You're probably thinking cotton, right? Yes, it's breathable, smooth, and soft, but it's not quite the cooler fabric. Here's the thing, A fabric's cooling is directly proportional to how far away from your body it is. Rayon is not as hard as cotton and it drapes better. It sits further away from the body compared to cotton. Thus, rayon fabric gives your body heat a better chance to escape compared to cotton. This is why it's ideal to wear rayon apparel during summer.
Cotton might absorb moisture better, but it doesn't cool you as well as rayon does. Hence, this round goes to rayon.
Cotton Vs Rayon: Which is Better for Sheets?
Rayon sheets made from bamboo are breathable, thermoregulating, hypoallergenic, moisture-wicking, soft, and is bacteria and odor resistant. Impressive, isn't it? Bamboo rayon sheets are made from bamboo fibers and they are one of the most popular sheets on the market.

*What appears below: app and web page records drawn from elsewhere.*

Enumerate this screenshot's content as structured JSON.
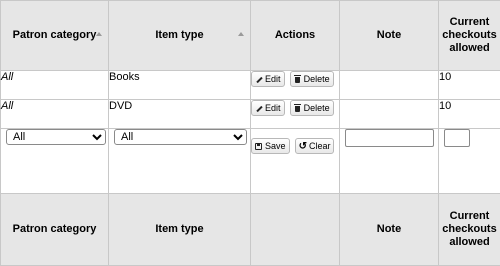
{
  "headers": {
    "patron_category": "Patron category",
    "item_type": "Item type",
    "actions": "Actions",
    "note": "Note",
    "checkouts_line1": "Current",
    "checkouts_line2": "checkouts",
    "checkouts_line3": "allowed"
  },
  "rows": [
    {
      "patron_category": "All",
      "item_type": "Books",
      "note": "",
      "checkouts": "10"
    },
    {
      "patron_category": "All",
      "item_type": "DVD",
      "note": "",
      "checkouts": "10"
    }
  ],
  "buttons": {
    "edit": "Edit",
    "delete": "Delete",
    "save": "Save",
    "clear": "Clear"
  },
  "edit_row": {
    "patron_category_selected": "All",
    "item_type_selected": "All",
    "note_value": "",
    "checkouts_value": ""
  },
  "footers": {
    "patron_category": "Patron category",
    "item_type": "Item type",
    "note": "Note",
    "checkouts_line1": "Current",
    "checkouts_line2": "checkouts",
    "checkouts_line3": "allowed"
  }
}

Cotton sheets, especially Egyptian cotton sheets, are also breathable, soft, and of the highest quality. Unlike bamboo sheets, the quality of cotton sheets depends on the thread count. The higher the thread count, the higher it's quality and vice versa. Both sheets are durable and will last up to 15 years. However, cotton sheets absorb a lot of sweat and oil from the body. This means it's likely to discolor over time.
Bamboo rayon sheets are highly sorted after for their hypoallergenic properties. This quality makes it a good fit for people with sensitive skins. Its moisture-wicking abilities also mean it can prevent bacteria growth on your beddings which will, in turn, dispel odors.
Cotton and rayon are two great fibers for creating quality sheets, but rayon is slightly better. Hence, this round goes to rayon.
Cotton Vs Rayon: Fabric Blends
Cotton can blend well with other fibers lending it comfort, softness, and breathability. With those positive properties to offer, cotton is commonly blended with other fibers in the textile industry.
On the other hand, rayon can also blend with other fibers although not quite as well as cotton. When making a rayon blend, it's important to use around 30% rayon or lower. This allows the fabric blend to bring the positive properties of rayon without retaining much of its negative properties.
That said, you can blend either cotton or rayon with other fibers. Hence, I'll call this round a tie.
Cotton Vs Rayon - In Conclusion: Final Verdict
Cotton and rayon are two formidable fibers that are used to make apparel of different types. They both have their strong suits and weaknesses as has been highlighted above.
We've had 7 rounds of comparison according to their properties with 3 rounds going to cotton, 2 going to rayon, and 2 ending in a tie. This indicates that both fibers can hold their own and have a lot of positive properties to offer.
However, cotton is the more popular fiber and from the comparison above, it's clear that it's better than rayon albeit not significantly. It's not a landslide victory, but cotton is the more superior fiber.
Leave a Reply